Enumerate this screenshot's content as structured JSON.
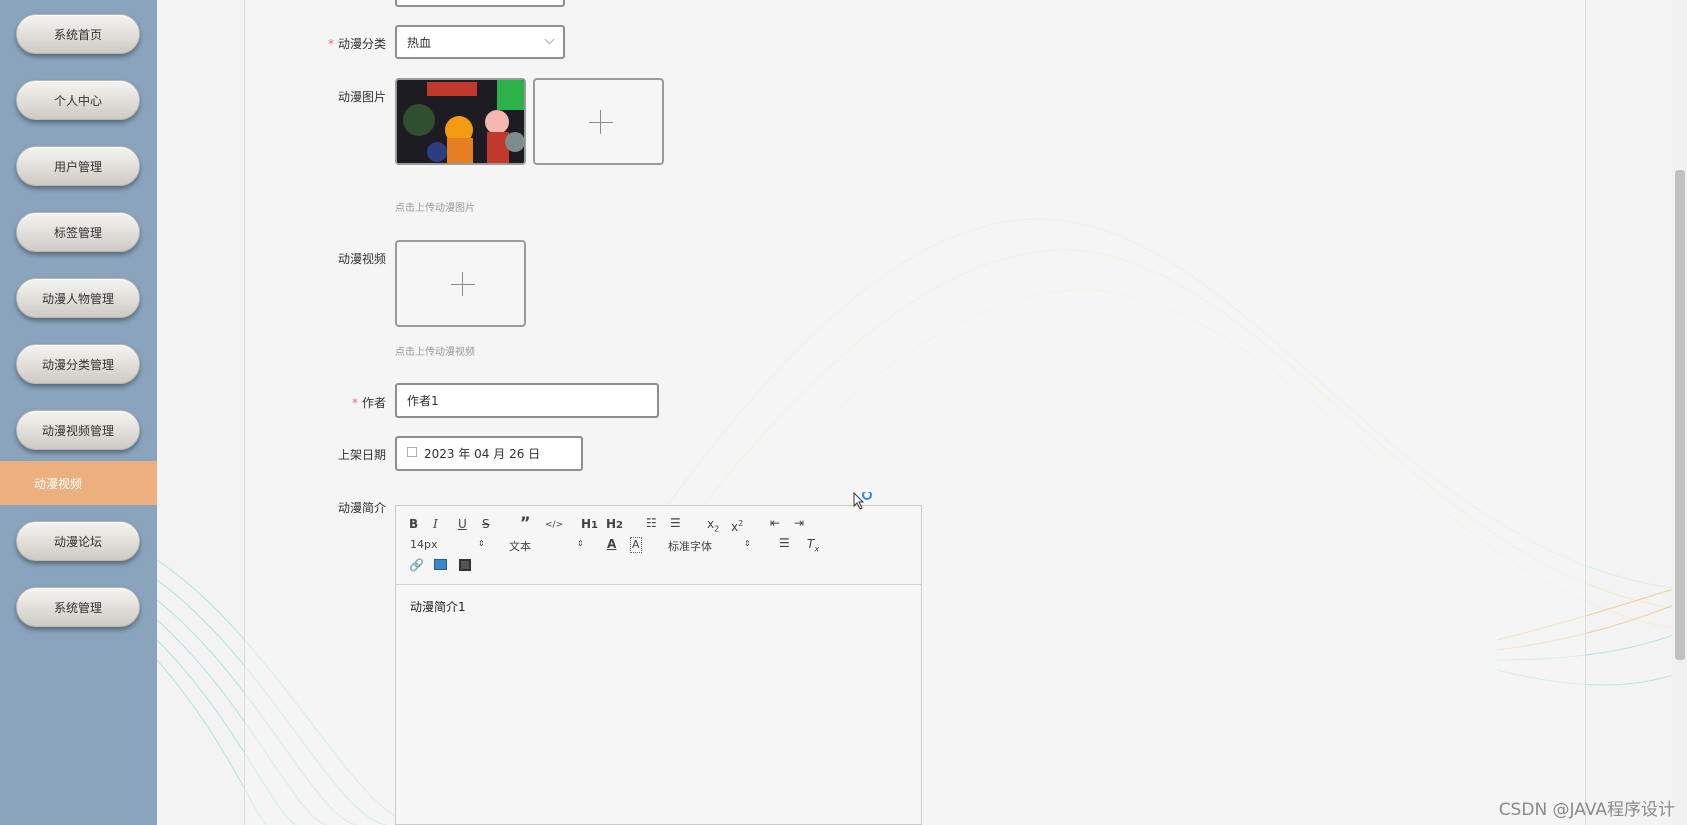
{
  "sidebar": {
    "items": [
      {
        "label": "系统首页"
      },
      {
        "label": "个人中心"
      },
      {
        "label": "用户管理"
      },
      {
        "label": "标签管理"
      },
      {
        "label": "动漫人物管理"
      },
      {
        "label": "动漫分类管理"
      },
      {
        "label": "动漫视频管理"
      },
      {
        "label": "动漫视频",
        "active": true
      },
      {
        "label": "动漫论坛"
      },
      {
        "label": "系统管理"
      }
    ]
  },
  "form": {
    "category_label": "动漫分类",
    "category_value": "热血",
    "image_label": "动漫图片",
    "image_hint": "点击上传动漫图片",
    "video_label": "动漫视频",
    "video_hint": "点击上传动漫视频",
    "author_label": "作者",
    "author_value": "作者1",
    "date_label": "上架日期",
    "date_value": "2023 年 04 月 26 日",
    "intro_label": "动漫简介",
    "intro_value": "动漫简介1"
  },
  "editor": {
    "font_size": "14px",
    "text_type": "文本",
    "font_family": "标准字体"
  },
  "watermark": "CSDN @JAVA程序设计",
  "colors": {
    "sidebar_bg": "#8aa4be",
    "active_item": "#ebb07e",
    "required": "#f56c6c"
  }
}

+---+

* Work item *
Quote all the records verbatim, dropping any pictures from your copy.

* Written reply *
Enumerate this screenshot's content as structured JSON.
{
  "sidebar": {
    "items": [
      {
        "label": "系统首页"
      },
      {
        "label": "个人中心"
      },
      {
        "label": "用户管理"
      },
      {
        "label": "标签管理"
      },
      {
        "label": "动漫人物管理"
      },
      {
        "label": "动漫分类管理"
      },
      {
        "label": "动漫视频管理"
      },
      {
        "label": "动漫视频",
        "active": true
      },
      {
        "label": "动漫论坛"
      },
      {
        "label": "系统管理"
      }
    ]
  },
  "form": {
    "category_label": "动漫分类",
    "category_value": "热血",
    "image_label": "动漫图片",
    "image_hint": "点击上传动漫图片",
    "video_label": "动漫视频",
    "video_hint": "点击上传动漫视频",
    "author_label": "作者",
    "author_value": "作者1",
    "date_label": "上架日期",
    "date_value": "2023 年 04 月 26 日",
    "intro_label": "动漫简介",
    "intro_value": "动漫简介1"
  },
  "editor": {
    "font_size": "14px",
    "text_type": "文本",
    "font_family": "标准字体"
  },
  "watermark": "CSDN @JAVA程序设计",
  "colors": {
    "sidebar_bg": "#8aa4be",
    "active_item": "#ebb07e",
    "required": "#f56c6c"
  }
}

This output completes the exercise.